|29.||Roth J, Zidovska J, Ruzickova S, Havrdova E, Preiss M, Uhrova T, et al. Huntington's disease: the relationship between clinical signs, CAG repeats and the atrophy of the caudate nucleus in CT scans. Sb Lek1999;100:39-44. |
|30.||Falush D, Almqvist EW, Brinkmann RR, Iwasa Y, Hayden MR. Measurement of mutational flow implies both a high new-mutation rate for Huntington disease and substantial under ascertainment of late-onset cases. Am J Hum Genet 2001;68:373-85. |
|31.||Myers RH, McDonald ME, Koroshetz WJ, et al. De novo expansion of a (CAG)n repeat in sporadic Huntington's disease. Nat Genet 1993;5:168-73. |
|32.||Davis MB, Bateman D, Quinn NP, Marsden CD, Harding A. Mutation analysis in patients with possible but apparently sporadic Huntington's disease. Lancet 1994;344:714-7. |
|33.||Dürr A, Dodé C, Hahn V, et al. Diagnosis of sporadic Huntington's disease. J Neurol Sci 1995;129:51-5. |
|34.||Word Federation of Neurology Research Committee Group on Huntington's disease.

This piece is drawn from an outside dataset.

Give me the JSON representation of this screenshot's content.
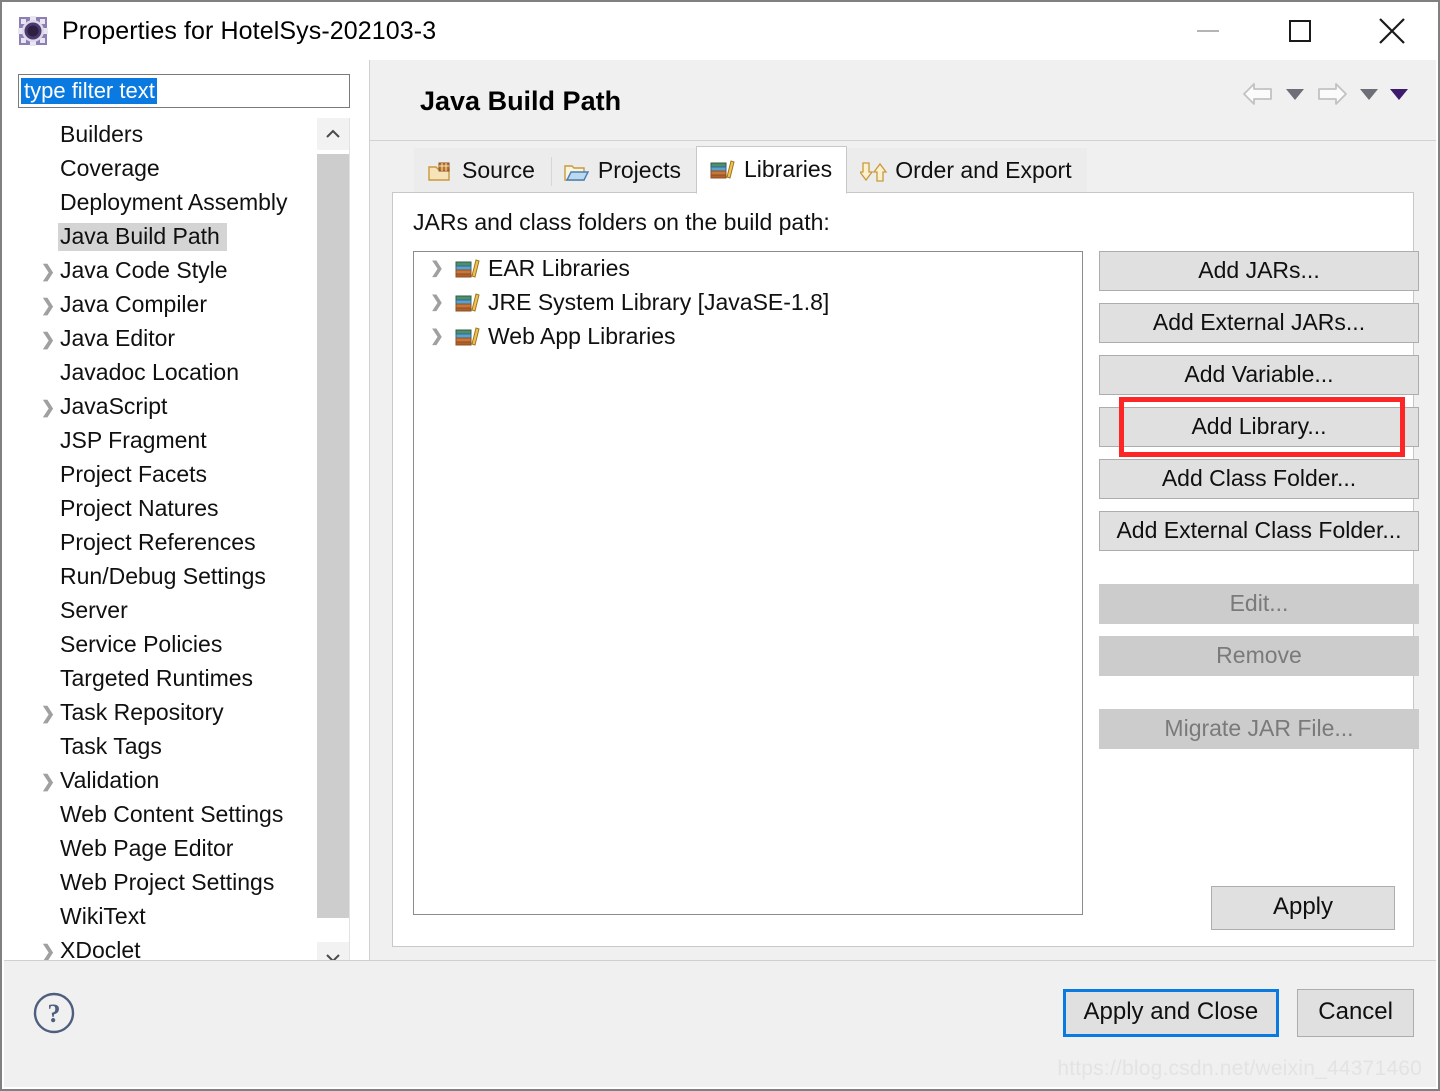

Ethical issues policy statement on Huntington's disease molecular genetics predictive test. J Med Genet 1990;27:34-8. |
|35.||The American Academy of Neurology Consensus statement: Guidelines for the molecular genetics predictive testing in Huntington's disease. Neurology 1994;44:1533-46. |
|36.||Benjamin CM, Adam S, Wiggins S, et al. Proceed with care: Direct predictive Huntington's disease. Am J Hum Genet 1994;55:606-17. |
|37.||Sanchez A, Mila M, Castellvi-Bel S, Rosich M, Jimenez D, Badenas C, Estivill X. Maternal transmission in sporadic Huntington's disease. J Neurol Neurosurg Psychiatry1997;62:535-7. |
|38.||Lima E, Silva TC, Serra HG, Bertuzzo CS, Lopes-Cendes I. Molecular diagnosis of Huntington disease in Brazilian patients. Arq Neuropsiquiatr 2000;58:11-7. |
|This article has been cited by|
||A systematic review of the intergenerational aspects and the diverse genetic profiles of Huntingtonæs disease
| ||Agostinho, L.A. and dos Santos, S.R. and Alvarenga, R.M.P. and Paiva, C.L.A. |
| ||Genetics and Molecular Research. 2013; 12(2): 1974-1981 |
||Investigation of tRNALeu/Lys and ATPase 6 genes mutations in Huntingtonæs disease
| ||Kasraie, S., Houshmand, M., Banoei, M.M., Ahari, S.E., Panahi, M.S.S., Shariati, P., Bahar, M., Moin, M. |
| ||Cellular and Molecular Neurobiology. 2008; 28(7): 933-938 |
||Huntingtonæs disease and mitochondrial DNA deletions: Event or regular mechanism for mutant Huntingtin protein and CAG repeats expansion?!
| ||Banoei, M.M., Houshmand, M., Panahi, M.S.S., Shariati, P., Rostami, M., Manshadi, M.D., Majidizadeh, T. |
| ||Cellular and Molecular Neurobiology. 2007; 27(7): 867-875 |